mRNA Vaccines: where they come from and where they are going

The awarding of the Nobel Prizes in Stockholm is an occasion to revisit the award to Katalin Kariko and Drew Weissmann for the development of mRNA vaccines – we have previously reported on this here.
Wolfgang Kerler from 1E9 had invited me for an interview in which we once again tried to discuss the achievements of the two prize winners in an understandable way (German).
Meanwhile, the Nobel Lecture (English) is also available online
This one is a bit more demanding and requires more scientific understanding. I admit: I also had to make an effort to follow Drew Weissmann’s lecture! But the more recent advances he describes are breathtaking when they become available in practice!

Ground-breaking further developments

  • The targeting of vaccines (i.e. reaching exactly the organ you want to reach) is now well advanced.
  • Combination vaccination with up to 70 (!) different mRNAs appears to be successful.
  • Tricks have been found to modulate different responses of the immune system independently of each other.
  • The possibility of replacing very expensive gene therapies (e.g. here) with a “vaccination” seems to be within reach.

Fun and Profundity

Note the necklace worn by Katalin Kariko! I can’t quite identify it, but it’s almost certainly a pseudo-uridine!

Screenshot from the Nobel Lecture

Note the list of co-operation partners at the end of Drew Weissmann’s lecture (Katalin Kariko mentioned them during the lecture). As we said in the interview: important discoveries are no longer made by two or three people.
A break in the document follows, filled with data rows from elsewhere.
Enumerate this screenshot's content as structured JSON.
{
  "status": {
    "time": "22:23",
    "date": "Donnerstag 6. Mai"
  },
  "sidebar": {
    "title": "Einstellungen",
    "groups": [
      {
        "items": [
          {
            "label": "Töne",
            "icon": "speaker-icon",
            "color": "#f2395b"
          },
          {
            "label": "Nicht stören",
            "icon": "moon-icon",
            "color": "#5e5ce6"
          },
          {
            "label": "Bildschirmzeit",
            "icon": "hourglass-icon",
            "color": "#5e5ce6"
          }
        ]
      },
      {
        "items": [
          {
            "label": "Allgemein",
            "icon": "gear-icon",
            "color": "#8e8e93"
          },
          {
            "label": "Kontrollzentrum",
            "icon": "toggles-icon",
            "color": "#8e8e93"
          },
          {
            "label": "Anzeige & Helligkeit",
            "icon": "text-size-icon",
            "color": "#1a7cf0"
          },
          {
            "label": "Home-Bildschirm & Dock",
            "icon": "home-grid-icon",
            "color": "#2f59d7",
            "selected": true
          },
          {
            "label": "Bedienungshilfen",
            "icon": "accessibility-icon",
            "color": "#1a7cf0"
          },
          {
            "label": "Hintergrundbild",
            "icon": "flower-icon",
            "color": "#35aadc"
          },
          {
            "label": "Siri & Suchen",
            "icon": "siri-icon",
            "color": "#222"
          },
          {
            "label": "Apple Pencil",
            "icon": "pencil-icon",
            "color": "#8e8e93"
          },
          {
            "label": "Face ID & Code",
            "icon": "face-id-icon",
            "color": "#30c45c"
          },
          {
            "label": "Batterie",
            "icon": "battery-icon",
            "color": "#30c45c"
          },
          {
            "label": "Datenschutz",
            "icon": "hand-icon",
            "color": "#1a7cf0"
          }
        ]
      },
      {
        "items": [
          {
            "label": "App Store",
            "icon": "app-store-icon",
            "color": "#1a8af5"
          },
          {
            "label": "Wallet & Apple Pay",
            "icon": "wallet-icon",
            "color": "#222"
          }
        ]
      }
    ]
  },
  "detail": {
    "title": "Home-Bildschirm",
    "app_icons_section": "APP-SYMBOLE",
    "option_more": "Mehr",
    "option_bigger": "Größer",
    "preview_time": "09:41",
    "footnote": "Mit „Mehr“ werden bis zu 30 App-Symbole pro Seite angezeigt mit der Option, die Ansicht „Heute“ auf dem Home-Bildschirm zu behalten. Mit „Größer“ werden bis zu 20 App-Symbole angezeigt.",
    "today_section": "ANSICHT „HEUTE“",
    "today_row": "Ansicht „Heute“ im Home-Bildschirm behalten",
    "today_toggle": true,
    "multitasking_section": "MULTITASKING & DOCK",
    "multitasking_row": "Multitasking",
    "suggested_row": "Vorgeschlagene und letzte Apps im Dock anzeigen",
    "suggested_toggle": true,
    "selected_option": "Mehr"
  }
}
There should actually be 200 on stage! Both award winners recognised this in their presentations.

It was made clear in the introduction that the development of RNA modifications was not directly aimed at an application. The research was driven by curiosity – the benefits only became apparent later!

The importance of photocopiers is mentioned several times. They were a meeting place for scientists who waited in a queue to copy scientific publications. Instead of being bored, they talked to each other and sometimes collaborations developed. Digitisation has made photocopiers superfluous – does this prevent scientific progress?

Science communication at the photocopier
(BioWissKomm by Midjourney)

Almost every section of Kariko’s presentation ends with the sentence “And then I was fired.” That gives you food for thought. Did she ultimately owe her success to the fact that her employment contracts were always cancelled after a few years? After all, she has always found important collaboration partners at her new place of work.
It’s certainly not bad a bad idea for scientists to change jobs from time to time. But only a “stubborn” woman like Katalin Kariko can withstand so much rejection!

The same applies to financial support: hardly any research project can progress without funding. Here, too, Kariko has repeatedly encountered rejection. This misjudgement should be extremely embarrassing for public and private sponsors!

Translated with DeepL (free version), modified by the author

Wolfgang Nellen
Title illustration
BioWissKomm by Midjourney
Translation (free version) with modifivations by the author.